::: EXTRACTED DATA
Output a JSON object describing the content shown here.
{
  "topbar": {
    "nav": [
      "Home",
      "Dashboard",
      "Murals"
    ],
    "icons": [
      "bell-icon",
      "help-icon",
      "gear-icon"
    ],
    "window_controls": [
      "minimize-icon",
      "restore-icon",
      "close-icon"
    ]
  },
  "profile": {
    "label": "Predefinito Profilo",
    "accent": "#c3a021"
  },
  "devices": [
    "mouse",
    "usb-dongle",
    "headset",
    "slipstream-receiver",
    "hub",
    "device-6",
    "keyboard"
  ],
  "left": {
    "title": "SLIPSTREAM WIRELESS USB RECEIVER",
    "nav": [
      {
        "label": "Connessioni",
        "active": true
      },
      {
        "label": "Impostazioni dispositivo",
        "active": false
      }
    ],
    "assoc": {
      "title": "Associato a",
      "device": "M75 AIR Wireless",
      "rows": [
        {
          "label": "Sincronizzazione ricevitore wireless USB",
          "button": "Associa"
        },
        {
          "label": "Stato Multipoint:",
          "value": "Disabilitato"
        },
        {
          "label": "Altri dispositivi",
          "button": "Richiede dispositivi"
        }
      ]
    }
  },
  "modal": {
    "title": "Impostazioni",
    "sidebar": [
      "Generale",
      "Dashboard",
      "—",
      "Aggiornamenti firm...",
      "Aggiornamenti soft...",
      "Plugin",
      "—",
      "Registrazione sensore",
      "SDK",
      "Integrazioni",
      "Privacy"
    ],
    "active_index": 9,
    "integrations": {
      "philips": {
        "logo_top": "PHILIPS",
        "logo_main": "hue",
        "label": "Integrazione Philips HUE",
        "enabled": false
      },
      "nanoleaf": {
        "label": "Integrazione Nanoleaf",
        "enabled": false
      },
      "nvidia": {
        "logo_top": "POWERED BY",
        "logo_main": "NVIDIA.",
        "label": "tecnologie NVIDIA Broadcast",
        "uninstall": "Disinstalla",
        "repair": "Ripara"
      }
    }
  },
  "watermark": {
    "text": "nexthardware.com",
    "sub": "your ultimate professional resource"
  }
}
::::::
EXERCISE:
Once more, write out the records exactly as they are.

EXPECTED OUTPUT:
Output a JSON object describing the content shown here.
{
  "topbar": {
    "nav": [
      "Home",
      "Dashboard",
      "Murals"
    ],
    "icons": [
      "bell-icon",
      "help-icon",
      "gear-icon"
    ],
    "window_controls": [
      "minimize-icon",
      "restore-icon",
      "close-icon"
    ]
  },
  "profile": {
    "label": "Predefinito Profilo",
    "accent": "#c3a021"
  },
  "devices": [
    "mouse",
    "usb-dongle",
    "headset",
    "slipstream-receiver",
    "hub",
    "device-6",
    "keyboard"
  ],
  "left": {
    "title": "SLIPSTREAM WIRELESS USB RECEIVER",
    "nav": [
      {
        "label": "Connessioni",
        "active": true
      },
      {
        "label": "Impostazioni dispositivo",
        "active": false
      }
    ],
    "assoc": {
      "title": "Associato a",
      "device": "M75 AIR Wireless",
      "rows": [
        {
          "label": "Sincronizzazione ricevitore wireless USB",
          "button": "Associa"
        },
        {
          "label": "Stato Multipoint:",
          "value": "Disabilitato"
        },
        {
          "label": "Altri dispositivi",
          "button": "Richiede dispositivi"
        }
      ]
    }
  },
  "modal": {
    "title": "Impostazioni",
    "sidebar": [
      "Generale",
      "Dashboard",
      "—",
      "Aggiornamenti firm...",
      "Aggiornamenti soft...",
      "Plugin",
      "—",
      "Registrazione sensore",
      "SDK",
      "Integrazioni",
      "Privacy"
    ],
    "active_index": 9,
    "integrations": {
      "philips": {
        "logo_top": "PHILIPS",
        "logo_main": "hue",
        "label": "Integrazione Philips HUE",
        "enabled": false
      },
      "nanoleaf": {
        "label": "Integrazione Nanoleaf",
        "enabled": false
      },
      "nvidia": {
        "logo_top": "POWERED BY",
        "logo_main": "NVIDIA.",
        "label": "tecnologie NVIDIA Broadcast",
        "uninstall": "Disinstalla",
        "repair": "Ripara"
      }
    }
  },
  "watermark": {
    "text": "nexthardware.com",
    "sub": "your ultimate professional resource"
  }
}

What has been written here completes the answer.